All lines below containing "thumbnail" are to be listed.

(Extracted records)
————

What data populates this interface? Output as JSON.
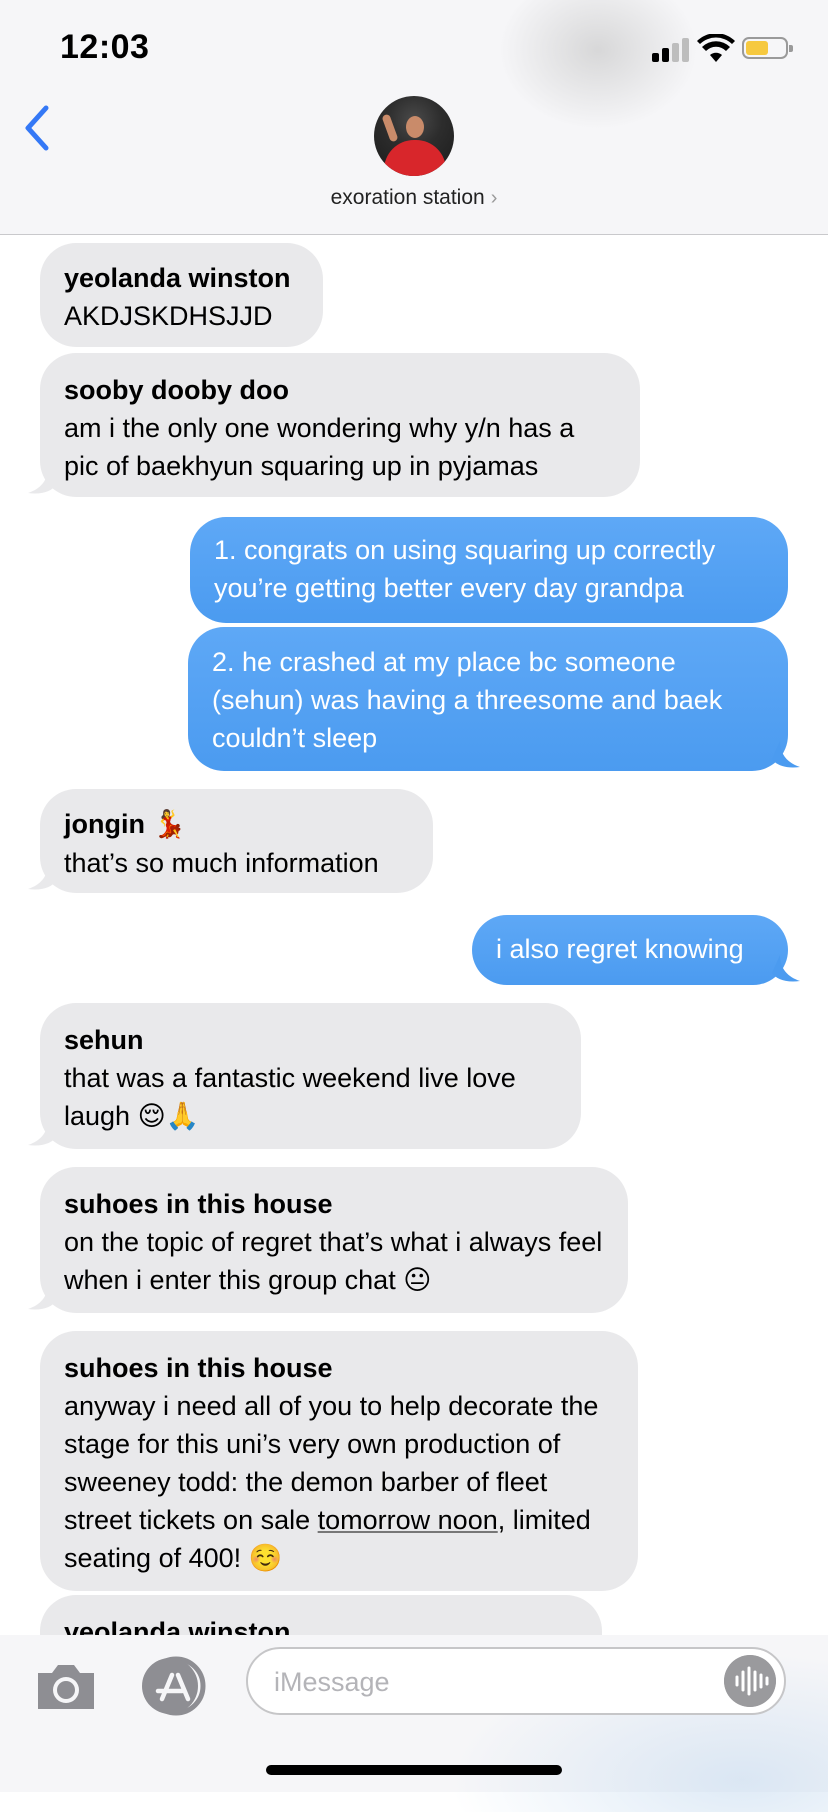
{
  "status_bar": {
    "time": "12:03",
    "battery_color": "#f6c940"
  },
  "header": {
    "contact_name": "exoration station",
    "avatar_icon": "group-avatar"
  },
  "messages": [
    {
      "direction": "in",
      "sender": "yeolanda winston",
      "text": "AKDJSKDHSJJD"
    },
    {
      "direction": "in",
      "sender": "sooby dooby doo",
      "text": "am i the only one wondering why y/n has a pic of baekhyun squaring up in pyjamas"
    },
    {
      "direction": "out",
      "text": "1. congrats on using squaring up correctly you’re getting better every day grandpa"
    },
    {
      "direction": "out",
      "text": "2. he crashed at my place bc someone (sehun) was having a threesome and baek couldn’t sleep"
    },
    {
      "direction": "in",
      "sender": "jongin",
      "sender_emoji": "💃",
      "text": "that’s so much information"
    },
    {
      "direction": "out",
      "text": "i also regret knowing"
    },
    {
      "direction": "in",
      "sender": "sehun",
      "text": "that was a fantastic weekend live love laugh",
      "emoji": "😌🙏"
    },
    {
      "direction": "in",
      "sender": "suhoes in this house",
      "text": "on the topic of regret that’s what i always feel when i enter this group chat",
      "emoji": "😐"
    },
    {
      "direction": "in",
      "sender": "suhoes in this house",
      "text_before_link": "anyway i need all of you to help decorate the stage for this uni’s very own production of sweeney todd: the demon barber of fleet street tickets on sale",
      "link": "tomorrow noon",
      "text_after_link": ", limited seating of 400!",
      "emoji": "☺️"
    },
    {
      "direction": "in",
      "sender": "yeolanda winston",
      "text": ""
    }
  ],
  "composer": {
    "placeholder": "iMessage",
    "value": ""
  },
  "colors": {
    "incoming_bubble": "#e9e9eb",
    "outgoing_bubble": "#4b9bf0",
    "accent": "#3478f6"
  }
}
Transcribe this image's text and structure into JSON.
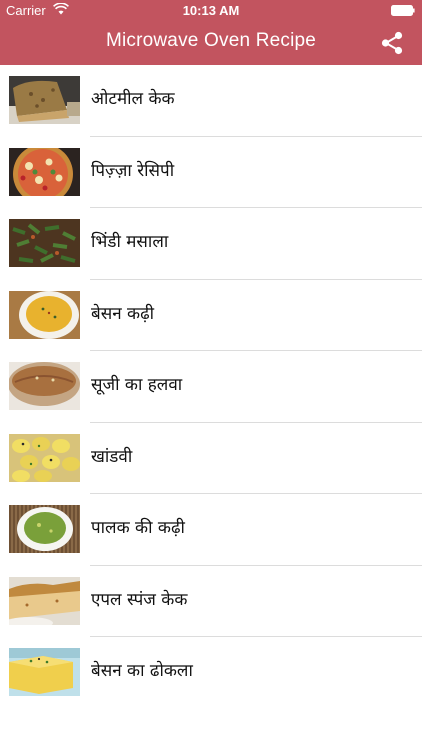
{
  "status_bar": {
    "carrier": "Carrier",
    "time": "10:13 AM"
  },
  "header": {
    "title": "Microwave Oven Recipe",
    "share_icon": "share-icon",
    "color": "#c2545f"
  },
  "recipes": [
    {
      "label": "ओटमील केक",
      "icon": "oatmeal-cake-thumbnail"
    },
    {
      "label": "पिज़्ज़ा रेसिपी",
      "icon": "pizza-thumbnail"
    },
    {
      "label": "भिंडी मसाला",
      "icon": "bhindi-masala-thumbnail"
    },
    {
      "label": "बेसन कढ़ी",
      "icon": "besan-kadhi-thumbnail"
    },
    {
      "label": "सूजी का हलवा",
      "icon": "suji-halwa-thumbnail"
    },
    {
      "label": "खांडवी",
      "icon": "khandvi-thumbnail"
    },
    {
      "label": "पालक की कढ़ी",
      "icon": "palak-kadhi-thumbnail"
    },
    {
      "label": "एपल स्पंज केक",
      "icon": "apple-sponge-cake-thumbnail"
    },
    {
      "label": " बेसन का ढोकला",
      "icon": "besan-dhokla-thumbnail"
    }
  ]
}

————

• [Answer to the problem]:
      "icon": "oatmeal-cake-thumbnail"
      "icon": "pizza-thumbnail"
      "icon": "bhindi-masala-thumbnail"
      "icon": "besan-kadhi-thumbnail"
      "icon": "suji-halwa-thumbnail"
      "icon": "khandvi-thumbnail"
      "icon": "palak-kadhi-thumbnail"
      "icon": "apple-sponge-cake-thumbnail"
      "icon": "besan-dhokla-thumbnail"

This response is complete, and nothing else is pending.